Book Value

Is The US Equity Market The Most Expensive In The World?

Over the weekend, we humbly suggested that the dream of ongoing US equity market multiple expansion may be over. It would appear SocGen not only agrees but finds current valuations very stretched. On the basis of Price-to-Book (valuation) and return-on-equity (profitability), the US equity market is extremely 'expensive'; and "hoping" for further expansion on the RoE to save the day is whimsical given the limits to leverage. Still, despite Obama's sell signal, it appears from today's open that the BTFATH crowd remains alive and well.

Don't Catch The Liquidity-Impacted EM Falling Knife (Yet)

The Euro area is no longer the centre of all the stress... EM countries are! Despite their significant correction in recent months, SocGen notes that valuations remain far more extreme (or cheap) and outflows are dominating (despite a 24% discount on a price-to-book basis across EM stocks, they reain rich historically). Significant structural issues like balance of payments, deficit or inflation may lead to further turmoil in emerging markets, potentially destabilising the underlying economies. Simply put, SocGen warns, valuations have further to fall; do not catch the falling knife (yet).

Three Key Lessons From Recent Travels Around The World

Amid the cozy world of X-Factor, American Idol, and Dance Moms, we can often be lulled into the belief that all is well in the world. But once the cocoon of mind-numbing media is shrugged off, the realities of the world are all too 'Matrix-like' exposed. Simon Black's travels have exposed these three things...

Frontrunning: May 8
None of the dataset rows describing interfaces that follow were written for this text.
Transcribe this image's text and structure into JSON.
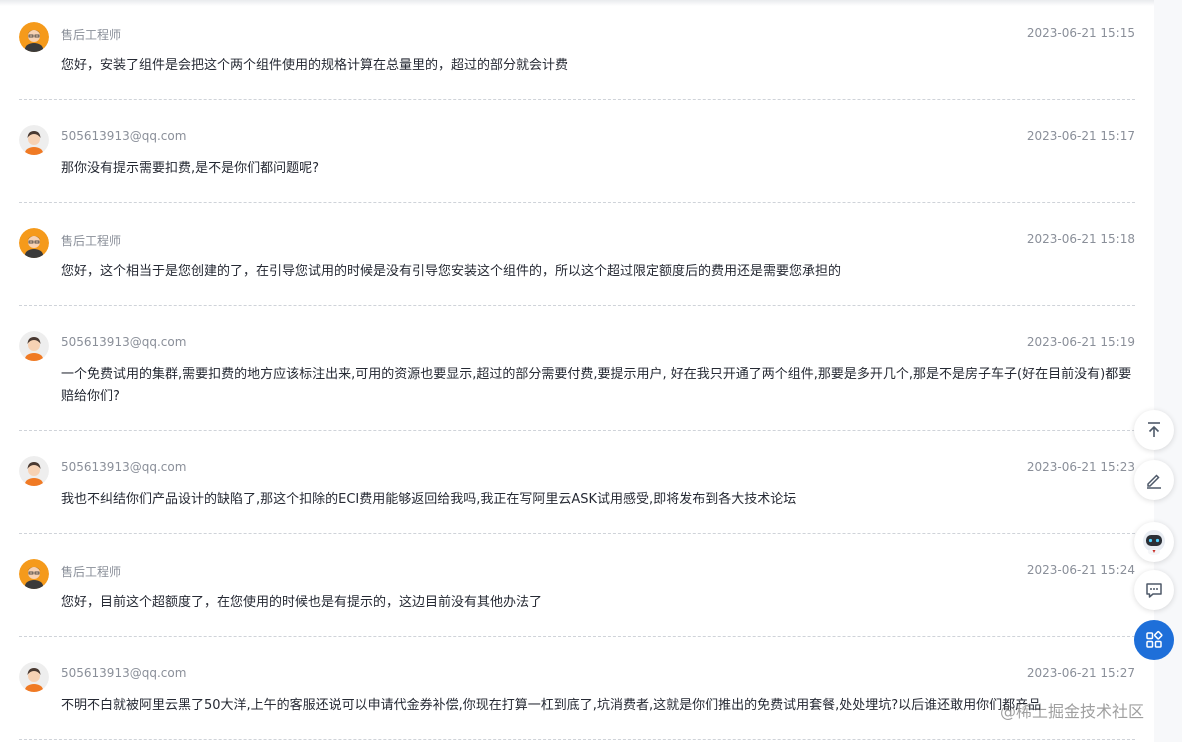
{
  "comments": [
    {
      "author": "售后工程师",
      "time": "2023-06-21 15:15",
      "text": "您好，安装了组件是会把这个两个组件使用的规格计算在总量里的，超过的部分就会计费",
      "avatar": "engineer-avatar"
    },
    {
      "author": "505613913@qq.com",
      "time": "2023-06-21 15:17",
      "text": "那你没有提示需要扣费,是不是你们都问题呢?",
      "avatar": "user-avatar"
    },
    {
      "author": "售后工程师",
      "time": "2023-06-21 15:18",
      "text": "您好，这个相当于是您创建的了，在引导您试用的时候是没有引导您安装这个组件的，所以这个超过限定额度后的费用还是需要您承担的",
      "avatar": "engineer-avatar"
    },
    {
      "author": "505613913@qq.com",
      "time": "2023-06-21 15:19",
      "text": "一个免费试用的集群,需要扣费的地方应该标注出来,可用的资源也要显示,超过的部分需要付费,要提示用户, 好在我只开通了两个组件,那要是多开几个,那是不是房子车子(好在目前没有)都要赔给你们?",
      "avatar": "user-avatar"
    },
    {
      "author": "505613913@qq.com",
      "time": "2023-06-21 15:23",
      "text": "我也不纠结你们产品设计的缺陷了,那这个扣除的ECI费用能够返回给我吗,我正在写阿里云ASK试用感受,即将发布到各大技术论坛",
      "avatar": "user-avatar"
    },
    {
      "author": "售后工程师",
      "time": "2023-06-21 15:24",
      "text": "您好，目前这个超额度了，在您使用的时候也是有提示的，这边目前没有其他办法了",
      "avatar": "engineer-avatar"
    },
    {
      "author": "505613913@qq.com",
      "time": "2023-06-21 15:27",
      "text": "不明不白就被阿里云黑了50大洋,上午的客服还说可以申请代金券补偿,你现在打算一杠到底了,坑消费者,这就是你们推出的免费试用套餐,处处埋坑?以后谁还敢用你们都产品",
      "avatar": "user-avatar"
    }
  ],
  "watermark": "@稀土掘金技术社区",
  "float_toolbar": [
    "back-to-top-icon",
    "edit-icon",
    "robot-assistant-icon",
    "comment-icon",
    "apps-icon"
  ],
  "colors": {
    "accent": "#1e6fd9",
    "meta_text": "#8a8f99",
    "body_text": "#252933",
    "divider": "#cfd3d9"
  }
}
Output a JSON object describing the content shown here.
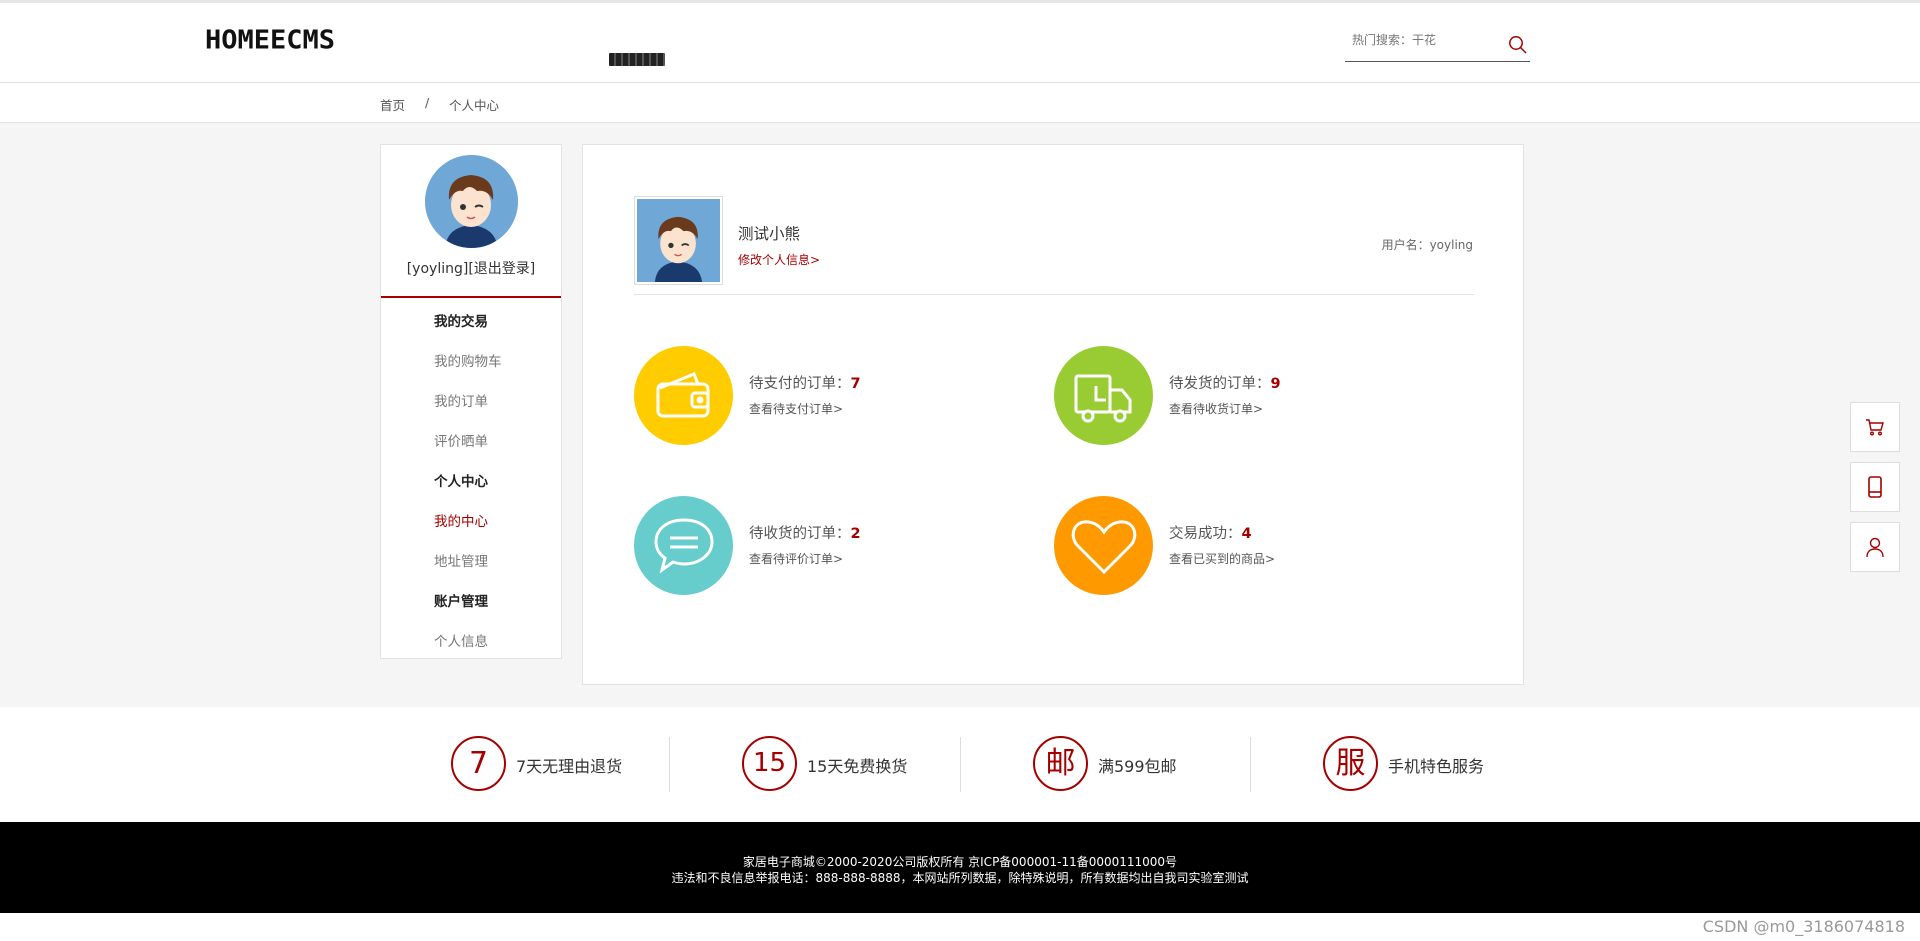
{
  "header": {
    "logo": "HOMEECMS",
    "search_placeholder": "热门搜索：干花"
  },
  "breadcrumb": {
    "home": "首页",
    "sep": "/",
    "current": "个人中心"
  },
  "sidebar": {
    "username": "[yoyling]",
    "logout": "[退出登录]",
    "menu": [
      {
        "label": "我的交易",
        "type": "group"
      },
      {
        "label": "我的购物车",
        "type": "item"
      },
      {
        "label": "我的订单",
        "type": "item"
      },
      {
        "label": "评价晒单",
        "type": "item"
      },
      {
        "label": "个人中心",
        "type": "group"
      },
      {
        "label": "我的中心",
        "type": "active"
      },
      {
        "label": "地址管理",
        "type": "item"
      },
      {
        "label": "账户管理",
        "type": "group"
      },
      {
        "label": "个人信息",
        "type": "item"
      }
    ]
  },
  "profile": {
    "nickname": "测试小熊",
    "edit_link": "修改个人信息>",
    "username_label": "用户名：yoyling"
  },
  "stats": [
    {
      "label": "待支付的订单：",
      "count": "7",
      "link": "查看待支付订单>",
      "color": "#ffcc00",
      "icon": "wallet-icon"
    },
    {
      "label": "待发货的订单：",
      "count": "9",
      "link": "查看待收货订单>",
      "color": "#99cc33",
      "icon": "truck-icon"
    },
    {
      "label": "待收货的订单：",
      "count": "2",
      "link": "查看待评价订单>",
      "color": "#66cccc",
      "icon": "chat-icon"
    },
    {
      "label": "交易成功：",
      "count": "4",
      "link": "查看已买到的商品>",
      "color": "#ff9900",
      "icon": "heart-icon"
    }
  ],
  "float_tools": [
    "cart-icon",
    "phone-icon",
    "user-icon"
  ],
  "services": [
    {
      "glyph": "7",
      "text": "7天无理由退货"
    },
    {
      "glyph": "15",
      "text": "15天免费换货"
    },
    {
      "glyph": "邮",
      "text": "满599包邮"
    },
    {
      "glyph": "服",
      "text": "手机特色服务"
    }
  ],
  "footer": {
    "line1": "家居电子商城©2000-2020公司版权所有 京ICP备000001-11备0000111000号",
    "line2": "违法和不良信息举报电话：888-888-8888，本网站所列数据，除特殊说明，所有数据均出自我司实验室测试"
  },
  "watermark": "CSDN @m0_3186074818",
  "colors": {
    "accent": "#a40000"
  }
}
  • Pentagon Plans for the Worst in Syria (WSJ)
  • Russia and US agree to Syria conference after Moscow talks (FT)
  • Hedge Funds Rush Into Debt Trading With $108 Billion (BBG)
  • Detroit is the new "deep value" - Hedge funds in search of distress take a look at Detroit (Reuters)
  • Commodities hedge funds suffer weak first quarter (FT)
  • But... but... Abenomics - Toshiba posts 62% decline in Q1 net profit (WSJ)
  • Americans Are Borrowing Again but Still Less Than Before Freeze (WSJ)
  • Man Utd announce Alex Ferguson to retire (FT)
  • Asmussen Says ECB Discussed ABS Purchases to Spur SME Lending (BBG)
  • Benghazi Attack Set for New Review (WSJ)
  • Belgium Says 31 People Arrested Over $50 Million Diamond Theft (BBG)
  • Brazilian diplomat Roberto Azevêdo wins WTO leadership battle (FT)
  • Bangladesh Garment Factory Building Collapse Toll Reaches 782 (BBG)

Frontrunning: April 24
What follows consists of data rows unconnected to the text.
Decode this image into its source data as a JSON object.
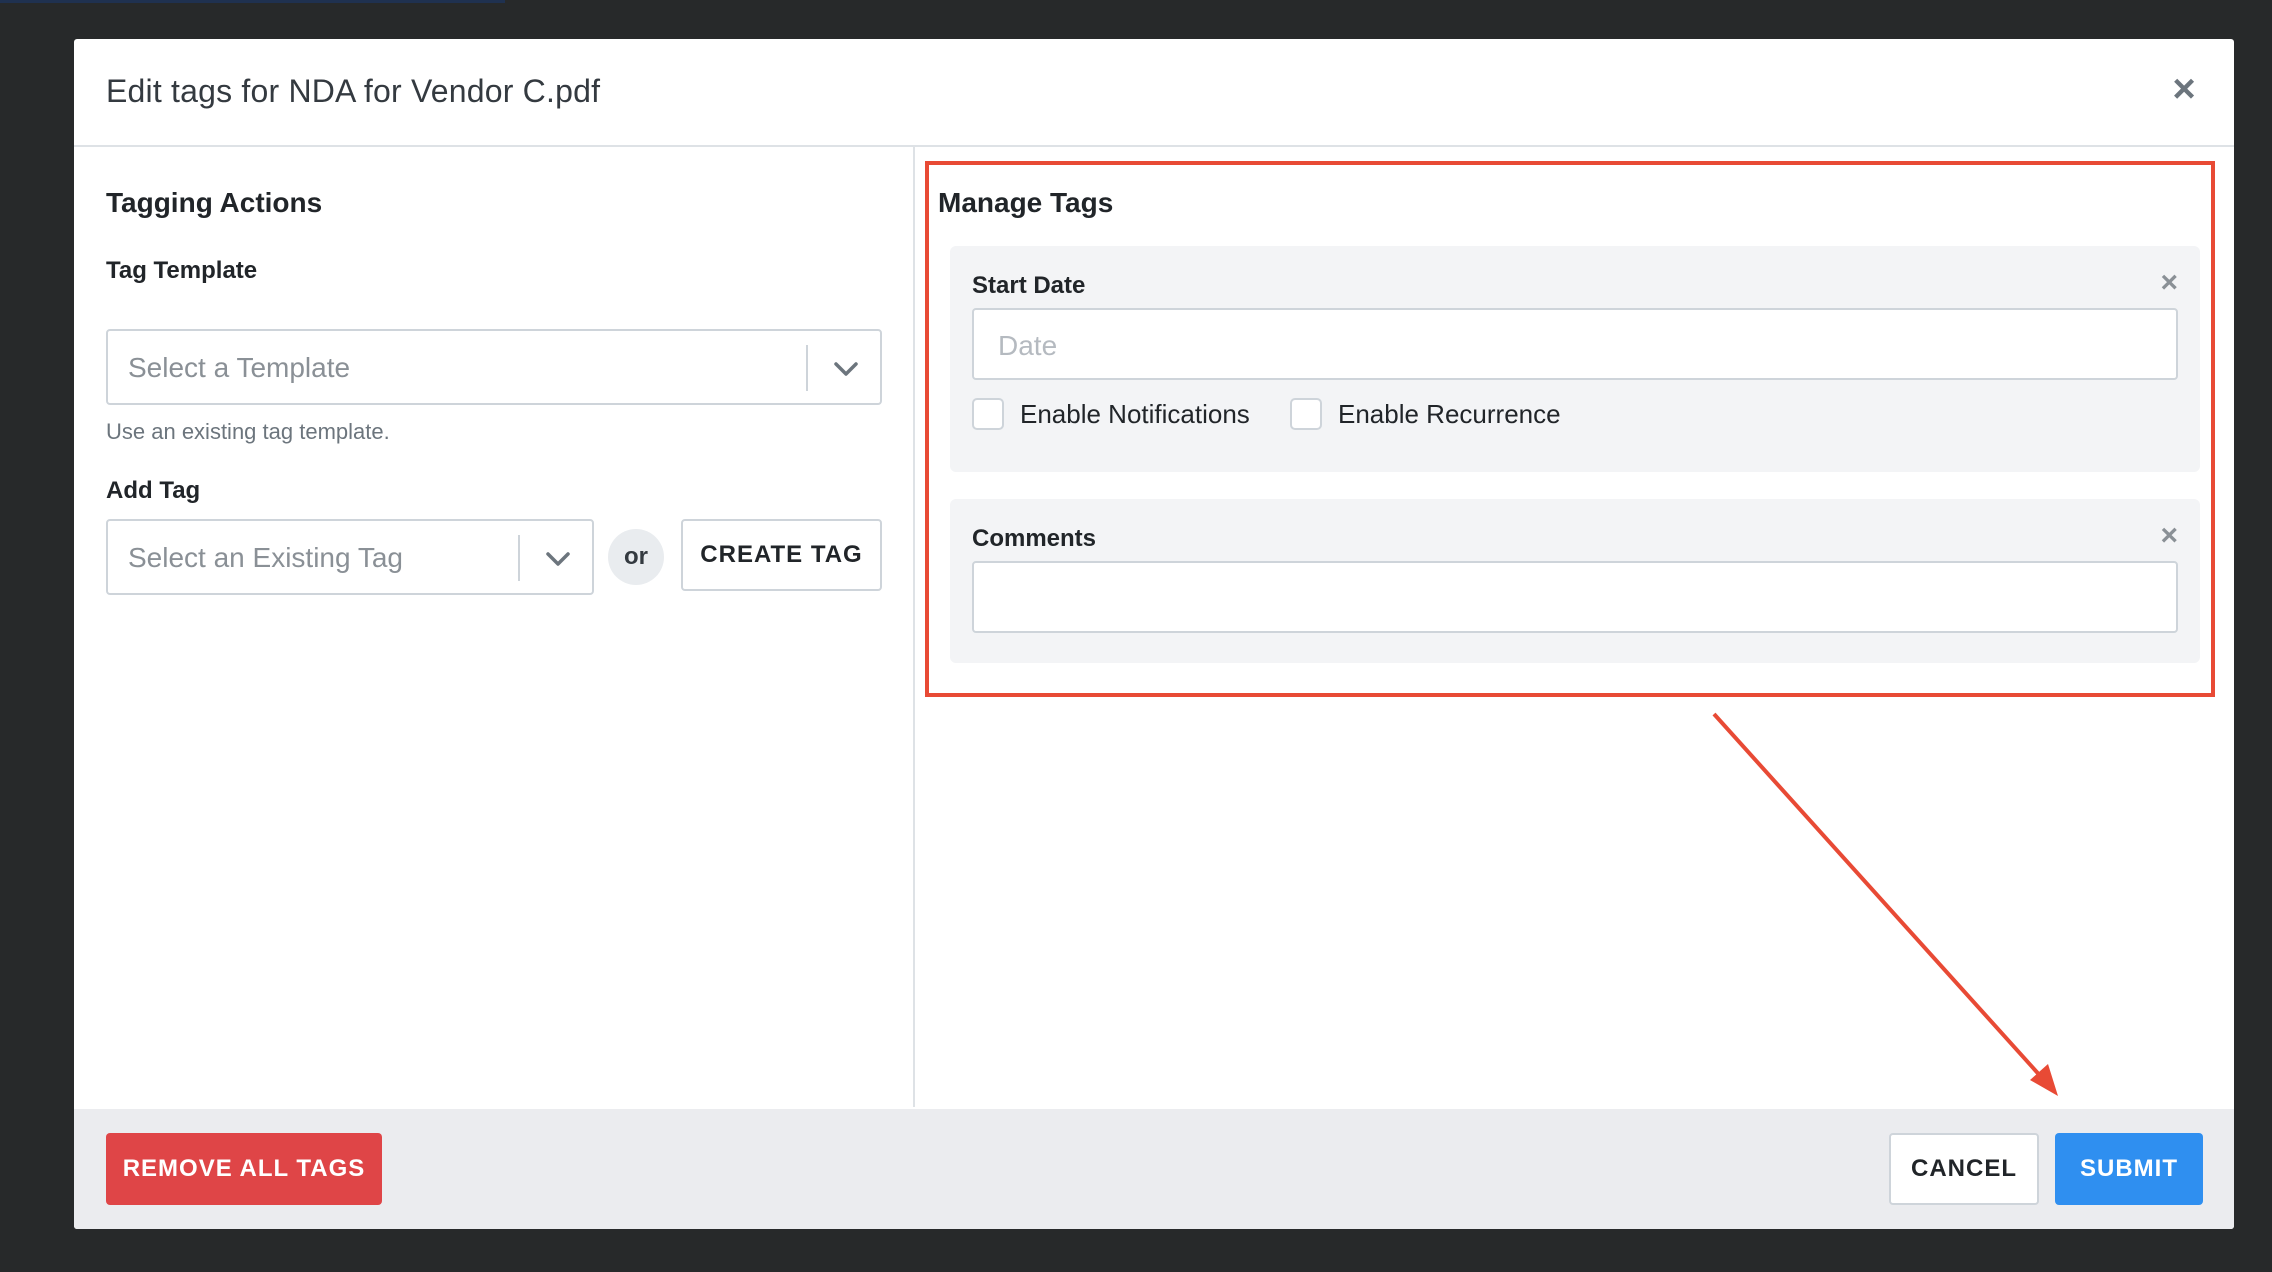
{
  "modal": {
    "title": "Edit tags for NDA for Vendor C.pdf",
    "close_icon": "close-icon"
  },
  "left": {
    "section_title": "Tagging Actions",
    "tag_template_label": "Tag Template",
    "tag_template_placeholder": "Select a Template",
    "tag_template_help": "Use an existing tag template.",
    "add_tag_label": "Add Tag",
    "add_tag_placeholder": "Select an Existing Tag",
    "or_text": "or",
    "create_tag_label": "CREATE TAG"
  },
  "right": {
    "section_title": "Manage Tags",
    "start_date": {
      "label": "Start Date",
      "placeholder": "Date",
      "enable_notifications": "Enable Notifications",
      "enable_recurrence": "Enable Recurrence"
    },
    "comments": {
      "label": "Comments",
      "value": ""
    }
  },
  "footer": {
    "remove_all_label": "REMOVE ALL TAGS",
    "cancel_label": "CANCEL",
    "submit_label": "SUBMIT"
  },
  "colors": {
    "highlight": "#e84a35",
    "danger": "#df4547",
    "primary": "#2f8ff0"
  }
}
  • The Inland Empire bubble is back: BMW to Amazon Space Demand Spurs Rush to Inland Empire (BBG)
  • Tamerlan Tsarnaev was on classified government watch lists (Reuters)
  • Brothers in Boston Bombing Case Said Drawn to Radicalism (BBG)
  • Germany Spurns Calls to Loosen Austerity Stance (WSJ)
  • Spain poised to ease austerity push (FT)
  • What ever happened to France's voice in Europe? (Reuters)
  • U.S., South Korea Reach Nuclear Deal (WSJ)
  • U.S. Sees No Hard Evidence of Syrian Chemical Weapons Use (BBG)
  • RBA Set to Invest Foreign Currency Reserves in China, Lowe Says (BBG)
  • FedEx Wins $10.5 Billion Postal Contract as UPS Shut Out (BBG)

This Time Is Different
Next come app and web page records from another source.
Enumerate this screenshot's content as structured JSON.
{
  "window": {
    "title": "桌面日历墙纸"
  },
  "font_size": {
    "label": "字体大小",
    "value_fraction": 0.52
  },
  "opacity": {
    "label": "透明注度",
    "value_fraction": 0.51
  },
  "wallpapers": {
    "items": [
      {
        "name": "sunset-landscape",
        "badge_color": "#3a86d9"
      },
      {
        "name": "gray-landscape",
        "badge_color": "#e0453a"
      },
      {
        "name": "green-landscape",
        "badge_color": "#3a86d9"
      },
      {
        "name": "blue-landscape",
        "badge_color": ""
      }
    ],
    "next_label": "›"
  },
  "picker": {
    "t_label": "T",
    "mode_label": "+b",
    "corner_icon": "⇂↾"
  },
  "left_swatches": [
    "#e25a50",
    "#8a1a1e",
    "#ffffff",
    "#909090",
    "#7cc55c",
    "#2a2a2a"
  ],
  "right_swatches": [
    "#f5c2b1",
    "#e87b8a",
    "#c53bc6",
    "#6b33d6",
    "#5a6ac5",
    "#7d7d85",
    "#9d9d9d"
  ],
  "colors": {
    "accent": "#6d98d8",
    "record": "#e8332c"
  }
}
The 2008 crash resulted from the bursting of the biggest bubble in financial history, a ‘credit super-cycle’ that spanned more than three decades. How did this happen? Some might draw comfort from the observation that bubbles are a long established aberration, arguing that the boom-and-bust cycle of recent years is nothing abnormal. Any such comfort would be misplaced, for two main reasons. First, the excesses of recent years have reached a scale which exceeds anything that has been experienced before. Second, and more disturbing still, the developments which led to the financial crisis of 2008 amounted to a process of sequential bubbles, a process in which the bursting of each bubble was followed by the immediate creation of another. Though the sequential nature of the pre-2008 process marks this as something that really is different, in order to put the 'credit cuper-cycle' in context, we must understand the vast folly of globalization, the undermining of official economic and fiscal data, and the fundamental misunderstanding of the dynamic which really drives the economy.